Transcript of the questions and answers from the press conference
I want to ask about a decline in rates. You said you would be deciding about a potential increase at the next meeting, but the underlying documents you gave us indicate a possible decline next year. So, what is your view of where rates should be next year, taking into account the uncertainties you spoke about?
Not a word was spoken about a potential decline in rates at the meeting today.
Could you please sum up the debate? What arguments were made in favour of increasing rates and what – probably predominant – arguments were made in favour of keeping rates unchanged?
The main argument for increasing rates is to prevent a rise in inflation expectations in Czech society and among business managers. The main argument against increasing rates is that the current rate level has so far tamed the quantity of money in circulation and thus slowed down the amount of loans – both corporate ones and mortgages. To sum up, this is why we’re saying that rates will either remain stable or increase. This is what we discussed today.
To follow up, you mentioned faster-than-expected wage growth as one of the risks. We partly saw that in Q2, and now wage demands suggest that it could be significantly more if they are pushed through. At the same time, you mentioned fiscal risks, with the government repeatedly increasing the planned deficits for this year and the next. My question is to what extent is the central bank addressing this risk? And would a rate increase perhaps send out the right signal to both employees in wage bargaining and to the government in creating the budget?
If wage demands get out of control and become really high, and if the state budget deficit keeps increasing, these will indeed be very strong risks for us, and it is highly likely that we will then increase interest rates. The main reason is that this would be a form of demand-pull inflation.
You mentioned the impact of government measures to limit the impacts of the current energy crisis on prices – especially energy prices – as one of the anti-inflationary risks. Did the debate today include an estimate of how this should be reflected in inflation? Has the inflation peak as seen by the central bank shifted in any way?
The measures have yet to be put down on paper. So far I have seen no regulation, decree etc., so we cannot evaluate the impact of these measures at all. We therefore mention this as a risk and have nothing quantified.

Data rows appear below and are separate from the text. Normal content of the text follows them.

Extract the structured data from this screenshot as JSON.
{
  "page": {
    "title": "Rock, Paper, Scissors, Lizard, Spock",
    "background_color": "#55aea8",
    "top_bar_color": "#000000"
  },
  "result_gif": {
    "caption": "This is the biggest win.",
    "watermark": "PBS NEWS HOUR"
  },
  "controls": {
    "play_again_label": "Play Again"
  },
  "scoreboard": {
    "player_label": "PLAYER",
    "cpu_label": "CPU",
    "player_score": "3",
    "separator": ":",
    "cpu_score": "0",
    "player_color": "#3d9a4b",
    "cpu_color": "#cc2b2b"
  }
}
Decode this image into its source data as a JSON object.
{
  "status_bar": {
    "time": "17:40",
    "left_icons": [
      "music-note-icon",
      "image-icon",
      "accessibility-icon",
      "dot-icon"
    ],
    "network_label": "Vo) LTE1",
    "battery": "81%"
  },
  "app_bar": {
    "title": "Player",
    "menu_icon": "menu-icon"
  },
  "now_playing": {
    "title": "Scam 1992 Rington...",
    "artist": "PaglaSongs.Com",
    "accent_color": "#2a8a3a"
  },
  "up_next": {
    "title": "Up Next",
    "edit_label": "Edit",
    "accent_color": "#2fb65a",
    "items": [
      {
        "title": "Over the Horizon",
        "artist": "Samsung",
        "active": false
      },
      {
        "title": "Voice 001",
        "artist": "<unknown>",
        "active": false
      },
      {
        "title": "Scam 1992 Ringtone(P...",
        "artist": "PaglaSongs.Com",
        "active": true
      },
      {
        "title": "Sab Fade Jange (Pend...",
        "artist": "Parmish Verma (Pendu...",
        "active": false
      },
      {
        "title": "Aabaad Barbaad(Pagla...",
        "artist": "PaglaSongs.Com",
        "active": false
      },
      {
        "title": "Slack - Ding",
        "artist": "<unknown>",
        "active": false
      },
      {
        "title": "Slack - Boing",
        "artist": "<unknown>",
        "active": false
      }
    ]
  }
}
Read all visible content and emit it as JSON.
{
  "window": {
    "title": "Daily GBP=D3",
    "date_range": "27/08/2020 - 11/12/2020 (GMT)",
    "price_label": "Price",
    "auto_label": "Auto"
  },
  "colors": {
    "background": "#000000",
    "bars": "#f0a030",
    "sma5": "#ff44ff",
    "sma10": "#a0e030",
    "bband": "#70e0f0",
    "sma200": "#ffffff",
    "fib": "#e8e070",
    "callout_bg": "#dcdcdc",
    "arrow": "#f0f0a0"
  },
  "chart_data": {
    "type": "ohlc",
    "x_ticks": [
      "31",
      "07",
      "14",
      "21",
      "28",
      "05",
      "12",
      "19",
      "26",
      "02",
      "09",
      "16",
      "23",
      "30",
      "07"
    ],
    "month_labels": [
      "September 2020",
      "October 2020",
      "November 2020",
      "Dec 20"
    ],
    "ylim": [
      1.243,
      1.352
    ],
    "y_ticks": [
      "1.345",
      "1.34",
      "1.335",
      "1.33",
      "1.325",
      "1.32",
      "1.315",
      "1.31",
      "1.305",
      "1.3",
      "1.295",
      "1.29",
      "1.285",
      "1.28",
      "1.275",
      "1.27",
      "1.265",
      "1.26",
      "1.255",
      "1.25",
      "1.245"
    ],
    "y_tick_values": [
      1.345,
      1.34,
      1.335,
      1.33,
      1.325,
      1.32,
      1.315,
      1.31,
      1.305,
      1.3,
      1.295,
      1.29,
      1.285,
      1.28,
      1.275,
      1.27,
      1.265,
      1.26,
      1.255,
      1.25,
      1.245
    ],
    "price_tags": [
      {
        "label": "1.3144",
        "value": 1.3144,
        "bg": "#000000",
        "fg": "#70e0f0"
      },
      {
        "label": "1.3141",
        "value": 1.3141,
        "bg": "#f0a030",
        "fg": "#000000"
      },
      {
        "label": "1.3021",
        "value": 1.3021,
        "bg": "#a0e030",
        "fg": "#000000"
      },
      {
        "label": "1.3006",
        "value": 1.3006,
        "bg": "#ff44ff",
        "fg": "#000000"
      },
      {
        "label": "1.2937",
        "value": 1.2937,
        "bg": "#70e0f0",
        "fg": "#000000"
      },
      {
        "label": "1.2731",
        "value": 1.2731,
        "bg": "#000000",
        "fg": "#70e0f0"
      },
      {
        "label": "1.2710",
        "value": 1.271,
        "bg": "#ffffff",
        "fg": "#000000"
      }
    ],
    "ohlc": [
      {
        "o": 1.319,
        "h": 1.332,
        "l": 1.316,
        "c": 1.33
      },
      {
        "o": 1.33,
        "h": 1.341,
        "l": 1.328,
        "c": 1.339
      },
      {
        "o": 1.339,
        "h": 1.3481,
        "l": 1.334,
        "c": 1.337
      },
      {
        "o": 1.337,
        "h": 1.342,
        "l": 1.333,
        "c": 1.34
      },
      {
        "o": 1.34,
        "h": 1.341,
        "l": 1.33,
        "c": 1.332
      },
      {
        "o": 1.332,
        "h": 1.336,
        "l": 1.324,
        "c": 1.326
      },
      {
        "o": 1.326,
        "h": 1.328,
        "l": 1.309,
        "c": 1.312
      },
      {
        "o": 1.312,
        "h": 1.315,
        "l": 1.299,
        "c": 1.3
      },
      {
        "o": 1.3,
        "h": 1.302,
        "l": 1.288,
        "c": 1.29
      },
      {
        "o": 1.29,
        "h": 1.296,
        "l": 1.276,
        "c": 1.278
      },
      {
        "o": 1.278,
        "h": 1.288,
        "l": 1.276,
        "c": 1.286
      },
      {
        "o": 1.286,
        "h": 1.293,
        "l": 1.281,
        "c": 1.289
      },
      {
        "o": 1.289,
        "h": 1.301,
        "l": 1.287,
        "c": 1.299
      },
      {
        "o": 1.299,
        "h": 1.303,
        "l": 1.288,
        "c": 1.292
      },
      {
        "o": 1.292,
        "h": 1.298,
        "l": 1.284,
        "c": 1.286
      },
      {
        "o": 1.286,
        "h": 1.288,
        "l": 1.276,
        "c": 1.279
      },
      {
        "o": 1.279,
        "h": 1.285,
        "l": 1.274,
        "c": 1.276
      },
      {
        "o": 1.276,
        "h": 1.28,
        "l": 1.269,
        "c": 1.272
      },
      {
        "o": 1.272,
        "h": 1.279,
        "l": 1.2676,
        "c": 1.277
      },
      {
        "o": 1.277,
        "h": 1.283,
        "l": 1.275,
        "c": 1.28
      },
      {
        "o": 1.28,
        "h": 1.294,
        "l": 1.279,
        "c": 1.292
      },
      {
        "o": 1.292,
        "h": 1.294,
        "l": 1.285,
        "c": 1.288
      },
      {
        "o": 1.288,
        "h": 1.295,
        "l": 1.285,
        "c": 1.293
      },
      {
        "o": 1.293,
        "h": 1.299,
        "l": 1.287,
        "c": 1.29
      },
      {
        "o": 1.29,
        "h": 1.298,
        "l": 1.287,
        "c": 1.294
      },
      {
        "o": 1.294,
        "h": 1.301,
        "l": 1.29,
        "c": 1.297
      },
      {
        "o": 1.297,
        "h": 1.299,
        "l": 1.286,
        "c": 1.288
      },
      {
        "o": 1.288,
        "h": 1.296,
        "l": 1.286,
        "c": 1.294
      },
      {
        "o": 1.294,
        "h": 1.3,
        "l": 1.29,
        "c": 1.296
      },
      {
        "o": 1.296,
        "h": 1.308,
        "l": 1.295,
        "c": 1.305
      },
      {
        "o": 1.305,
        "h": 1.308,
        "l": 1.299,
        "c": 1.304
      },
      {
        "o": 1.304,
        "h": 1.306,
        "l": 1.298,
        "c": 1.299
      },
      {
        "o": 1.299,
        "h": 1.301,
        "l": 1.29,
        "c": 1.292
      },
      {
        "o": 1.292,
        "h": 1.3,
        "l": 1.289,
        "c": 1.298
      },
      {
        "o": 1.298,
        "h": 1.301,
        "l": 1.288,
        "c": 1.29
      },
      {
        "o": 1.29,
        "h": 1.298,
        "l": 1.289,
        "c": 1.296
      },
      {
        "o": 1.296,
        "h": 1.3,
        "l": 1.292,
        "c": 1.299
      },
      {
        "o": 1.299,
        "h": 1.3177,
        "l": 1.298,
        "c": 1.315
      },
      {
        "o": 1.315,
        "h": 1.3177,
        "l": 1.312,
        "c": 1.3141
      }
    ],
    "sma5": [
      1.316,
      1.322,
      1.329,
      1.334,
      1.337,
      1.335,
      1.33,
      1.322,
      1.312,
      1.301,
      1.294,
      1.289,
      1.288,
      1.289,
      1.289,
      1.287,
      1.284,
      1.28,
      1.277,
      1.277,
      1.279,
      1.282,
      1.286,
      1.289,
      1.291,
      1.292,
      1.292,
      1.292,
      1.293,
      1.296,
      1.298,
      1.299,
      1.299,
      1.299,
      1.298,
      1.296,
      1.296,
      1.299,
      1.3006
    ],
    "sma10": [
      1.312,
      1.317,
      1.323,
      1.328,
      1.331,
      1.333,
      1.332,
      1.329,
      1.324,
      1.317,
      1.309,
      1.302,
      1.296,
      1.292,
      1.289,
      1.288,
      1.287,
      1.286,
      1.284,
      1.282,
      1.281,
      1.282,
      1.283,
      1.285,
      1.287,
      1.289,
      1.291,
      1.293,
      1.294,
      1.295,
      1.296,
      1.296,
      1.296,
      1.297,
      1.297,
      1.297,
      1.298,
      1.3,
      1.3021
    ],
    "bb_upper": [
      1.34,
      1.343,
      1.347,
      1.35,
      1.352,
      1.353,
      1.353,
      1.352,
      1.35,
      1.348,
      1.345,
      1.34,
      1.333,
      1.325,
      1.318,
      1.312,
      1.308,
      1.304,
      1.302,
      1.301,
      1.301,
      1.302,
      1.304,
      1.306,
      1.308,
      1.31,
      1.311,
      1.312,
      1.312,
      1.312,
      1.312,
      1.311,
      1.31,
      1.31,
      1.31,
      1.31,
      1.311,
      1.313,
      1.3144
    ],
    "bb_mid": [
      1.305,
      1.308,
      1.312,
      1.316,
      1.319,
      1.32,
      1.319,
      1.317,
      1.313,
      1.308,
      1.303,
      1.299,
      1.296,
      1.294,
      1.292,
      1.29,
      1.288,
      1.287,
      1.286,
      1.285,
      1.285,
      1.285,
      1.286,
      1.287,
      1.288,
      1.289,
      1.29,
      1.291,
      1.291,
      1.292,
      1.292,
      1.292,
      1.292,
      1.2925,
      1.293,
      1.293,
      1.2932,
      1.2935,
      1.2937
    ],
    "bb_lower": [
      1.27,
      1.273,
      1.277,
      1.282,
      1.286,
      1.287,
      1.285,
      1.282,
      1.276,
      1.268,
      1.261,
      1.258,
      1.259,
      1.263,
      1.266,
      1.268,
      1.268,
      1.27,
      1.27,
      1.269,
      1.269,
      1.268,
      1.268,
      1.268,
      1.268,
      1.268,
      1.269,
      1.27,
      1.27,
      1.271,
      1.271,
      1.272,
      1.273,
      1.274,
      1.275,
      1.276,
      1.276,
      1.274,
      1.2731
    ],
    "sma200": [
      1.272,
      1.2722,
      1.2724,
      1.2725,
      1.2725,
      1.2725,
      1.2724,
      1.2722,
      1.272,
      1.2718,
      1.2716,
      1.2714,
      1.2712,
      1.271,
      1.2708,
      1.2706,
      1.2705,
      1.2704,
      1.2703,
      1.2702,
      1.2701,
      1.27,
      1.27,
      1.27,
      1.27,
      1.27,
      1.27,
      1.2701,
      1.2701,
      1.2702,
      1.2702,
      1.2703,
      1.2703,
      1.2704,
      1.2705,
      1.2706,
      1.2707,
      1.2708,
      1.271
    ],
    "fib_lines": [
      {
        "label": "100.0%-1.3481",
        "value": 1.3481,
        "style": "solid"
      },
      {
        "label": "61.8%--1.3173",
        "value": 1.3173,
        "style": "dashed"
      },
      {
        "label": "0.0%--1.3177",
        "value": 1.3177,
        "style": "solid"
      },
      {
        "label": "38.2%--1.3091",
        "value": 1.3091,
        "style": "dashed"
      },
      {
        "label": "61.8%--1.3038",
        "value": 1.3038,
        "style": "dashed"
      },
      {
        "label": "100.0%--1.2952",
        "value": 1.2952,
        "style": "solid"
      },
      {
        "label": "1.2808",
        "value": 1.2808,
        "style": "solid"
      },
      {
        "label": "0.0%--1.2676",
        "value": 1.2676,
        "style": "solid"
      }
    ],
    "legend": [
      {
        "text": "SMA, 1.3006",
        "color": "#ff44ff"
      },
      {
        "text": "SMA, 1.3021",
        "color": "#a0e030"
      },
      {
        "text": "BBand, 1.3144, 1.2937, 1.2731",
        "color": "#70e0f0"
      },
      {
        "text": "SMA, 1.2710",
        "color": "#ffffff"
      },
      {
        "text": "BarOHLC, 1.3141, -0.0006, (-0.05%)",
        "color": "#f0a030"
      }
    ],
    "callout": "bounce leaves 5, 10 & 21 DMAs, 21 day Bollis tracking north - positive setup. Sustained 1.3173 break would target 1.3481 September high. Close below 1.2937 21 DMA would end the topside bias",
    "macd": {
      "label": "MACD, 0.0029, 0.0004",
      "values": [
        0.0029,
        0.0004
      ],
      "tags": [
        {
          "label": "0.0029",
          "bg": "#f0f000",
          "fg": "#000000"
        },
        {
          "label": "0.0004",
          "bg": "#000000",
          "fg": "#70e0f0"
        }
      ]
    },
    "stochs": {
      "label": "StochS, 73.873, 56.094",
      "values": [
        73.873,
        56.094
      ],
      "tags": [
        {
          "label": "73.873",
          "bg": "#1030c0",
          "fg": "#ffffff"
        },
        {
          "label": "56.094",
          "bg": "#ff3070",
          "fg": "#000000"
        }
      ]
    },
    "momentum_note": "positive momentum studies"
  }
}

A hypothetical scenario, but one against which some analysts and some of your colleagues on the Bank Board have warned: if the rate increases by the Fed and the European Central Bank – relatively rapid ones in the case of the Fed – lead to renewed significant depreciation pressure on the koruna, what action would you – or the majority of the Bank Board in your opinion – prefer? Would it be to intervene further, perhaps even in the amounts seen in spring and summer this year? Or would a bigger rate increase – and therefore a widening of the interest rate differential – come into consideration?
This is an excellent question, but I can only say one sentence in reply: the Czech National Bank will continue to prevent excessive fluctuations of the koruna. Sorry.
Following up on that, is there a threshold you have set under which you don’t want to let the international reserves fall when defending the koruna?
One more question regarding wages. I want to ask how strong wage growth would have to be to make the Bank Board abandon the assumption of relatively stable inflation expectations. Looking at some market sectors, wage growth is about 9%, while the CNB forecast speaks of 2.9%. That’s three times the forecasted value.
We didn’t discuss such a threshold. It would be the subject of our future discussions. Every member would then express their individual view. So, there is no such specific level now. Sorry I can’t be specific about this.
One more question regarding interventions. Was there a lengthy debate on them today? If so, is there anything from such a debate you could share with us besides that one sentence? For example, did you talk about the time scale over which interventions will be necessary? Is it several months? Do you have a time scale, or conditions under which it would be possible to terminate this programme?
There was a perfectly standard debate on this and I can say no more than the one sentence. Thank you.